Configuring Siebel Business Applications > About Business Components, Fields, Joins, and Links > About Joins >
Guidelines for Creating a Join
If you create a join, then use the following guidelines:
- Only use a join if the join retrieves no records or only one record. For example, use a join to retrieve the primary Account for an Opportunity.
- Only create a join if the business component does not already include a join to a specific table that includes the data you require, and if a foreign key value exists between the base table of the business component and the joined table.
- Only create a join if the foreign key value is stored in a field that is not already defined as a source in a predefined join.
- If you use the Alias property to create an alias for each join, then a business component can include more than one join that references the same destination table. For example, the Action business component includes two joins that reference the S_CONTACT table. The Owner join retrieves the person who created the activity. The Primary Contact join retrieves the contact that is associated with the activity.

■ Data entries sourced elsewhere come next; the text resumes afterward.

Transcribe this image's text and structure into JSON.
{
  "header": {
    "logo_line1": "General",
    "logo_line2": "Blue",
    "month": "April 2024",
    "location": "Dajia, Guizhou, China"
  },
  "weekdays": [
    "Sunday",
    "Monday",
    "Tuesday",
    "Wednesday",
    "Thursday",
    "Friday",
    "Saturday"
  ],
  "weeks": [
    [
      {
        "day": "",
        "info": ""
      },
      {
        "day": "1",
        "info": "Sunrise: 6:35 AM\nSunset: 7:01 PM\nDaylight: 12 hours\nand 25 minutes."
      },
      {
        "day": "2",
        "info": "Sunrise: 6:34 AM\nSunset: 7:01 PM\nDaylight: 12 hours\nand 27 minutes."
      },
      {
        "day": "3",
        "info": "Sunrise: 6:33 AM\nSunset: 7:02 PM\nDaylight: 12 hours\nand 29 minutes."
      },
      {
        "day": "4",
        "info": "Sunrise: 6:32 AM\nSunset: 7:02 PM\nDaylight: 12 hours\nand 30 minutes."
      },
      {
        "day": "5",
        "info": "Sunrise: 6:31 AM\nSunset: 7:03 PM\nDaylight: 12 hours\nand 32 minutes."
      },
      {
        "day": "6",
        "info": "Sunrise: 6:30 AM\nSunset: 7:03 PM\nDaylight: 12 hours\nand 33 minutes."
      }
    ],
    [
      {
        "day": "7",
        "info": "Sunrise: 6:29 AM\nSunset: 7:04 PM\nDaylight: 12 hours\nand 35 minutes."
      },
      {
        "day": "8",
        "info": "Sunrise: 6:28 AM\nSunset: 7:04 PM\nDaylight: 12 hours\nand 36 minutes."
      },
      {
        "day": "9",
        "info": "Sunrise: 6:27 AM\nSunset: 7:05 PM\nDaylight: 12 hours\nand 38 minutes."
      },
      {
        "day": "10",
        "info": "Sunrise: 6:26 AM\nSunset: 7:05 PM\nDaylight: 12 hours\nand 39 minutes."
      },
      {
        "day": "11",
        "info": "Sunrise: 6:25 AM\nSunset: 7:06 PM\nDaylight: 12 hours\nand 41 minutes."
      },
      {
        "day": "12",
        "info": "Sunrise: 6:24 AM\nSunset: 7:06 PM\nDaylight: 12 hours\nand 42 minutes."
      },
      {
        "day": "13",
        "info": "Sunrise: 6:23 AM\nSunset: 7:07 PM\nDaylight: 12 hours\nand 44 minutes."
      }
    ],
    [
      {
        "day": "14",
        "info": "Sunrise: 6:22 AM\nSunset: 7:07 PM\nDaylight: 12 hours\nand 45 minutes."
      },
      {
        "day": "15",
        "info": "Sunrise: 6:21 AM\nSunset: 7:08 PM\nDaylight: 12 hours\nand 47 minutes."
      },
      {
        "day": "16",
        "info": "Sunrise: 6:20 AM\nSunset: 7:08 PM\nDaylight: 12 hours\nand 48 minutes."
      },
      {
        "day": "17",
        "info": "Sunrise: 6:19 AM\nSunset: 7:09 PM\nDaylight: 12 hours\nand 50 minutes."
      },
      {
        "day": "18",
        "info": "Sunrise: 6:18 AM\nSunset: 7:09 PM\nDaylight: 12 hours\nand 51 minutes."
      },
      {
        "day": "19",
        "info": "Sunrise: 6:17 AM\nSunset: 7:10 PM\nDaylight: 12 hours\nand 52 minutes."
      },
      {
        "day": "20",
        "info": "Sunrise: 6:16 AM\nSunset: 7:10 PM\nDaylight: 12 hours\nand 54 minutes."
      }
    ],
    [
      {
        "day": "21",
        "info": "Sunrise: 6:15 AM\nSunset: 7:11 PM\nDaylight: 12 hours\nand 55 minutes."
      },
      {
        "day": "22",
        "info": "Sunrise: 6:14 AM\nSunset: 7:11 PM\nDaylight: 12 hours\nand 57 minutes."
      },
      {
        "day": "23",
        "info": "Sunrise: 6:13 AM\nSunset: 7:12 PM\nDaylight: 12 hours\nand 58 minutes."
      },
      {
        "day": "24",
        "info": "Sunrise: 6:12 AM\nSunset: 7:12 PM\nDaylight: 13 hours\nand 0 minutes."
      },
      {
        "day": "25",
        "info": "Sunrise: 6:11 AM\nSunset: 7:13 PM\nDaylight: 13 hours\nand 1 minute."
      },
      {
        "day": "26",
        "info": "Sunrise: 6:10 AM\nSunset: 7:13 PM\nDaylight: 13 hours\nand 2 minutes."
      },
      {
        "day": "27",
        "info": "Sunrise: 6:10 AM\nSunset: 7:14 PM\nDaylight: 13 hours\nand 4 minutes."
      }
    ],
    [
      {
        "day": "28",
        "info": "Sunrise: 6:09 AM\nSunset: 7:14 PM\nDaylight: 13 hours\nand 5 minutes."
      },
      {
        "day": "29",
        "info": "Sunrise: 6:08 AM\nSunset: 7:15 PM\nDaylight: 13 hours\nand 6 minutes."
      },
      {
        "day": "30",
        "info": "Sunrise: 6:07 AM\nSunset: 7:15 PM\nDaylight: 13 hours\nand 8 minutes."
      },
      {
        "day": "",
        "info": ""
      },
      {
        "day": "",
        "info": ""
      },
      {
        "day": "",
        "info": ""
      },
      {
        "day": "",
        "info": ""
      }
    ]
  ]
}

- Make sure the Alias property of the join is unique even though the destination table is the same. Do not use the table name as the Alias name, even though this is common in the predefined Siebel repository. An implicit join uses the table name as the Alias to make sure that the name of the explicit join is not used. To make sure that no conflict exists, you must always create a unique alias name for the join.
Guidelines for Creating a Join That Does or Does Not Involve a Party Table
If you create a join that does or does not involve a party table, the use the following guidelines:
- If you bring party data to a non-party business component, then create a new join where the join specification references PAR_ROW_ID.
- If you bring party data to a party business component, then use the appropriate explicit join.
- If you map fields in a party business component, then use the implicit join for the extension table.
- If a join references a table that is a party table, then you must display the foreign key value as the source field. However, unlike a join to a table that is not a party table, the destination column must reference the PAR_ROW_ID column in the joined table.
- If a join references a table that is not a party table, then you can update only the column that the field in the parent business component that contains the foreign key value references. You must define the following objects:
- The joined table.
- The join specification. The source field property must reference the parent business component that stores the foreign key value. The destination column property must reference the child table, which is usually ROW_ID.
For more information, see How the S_Party Table Controls Access.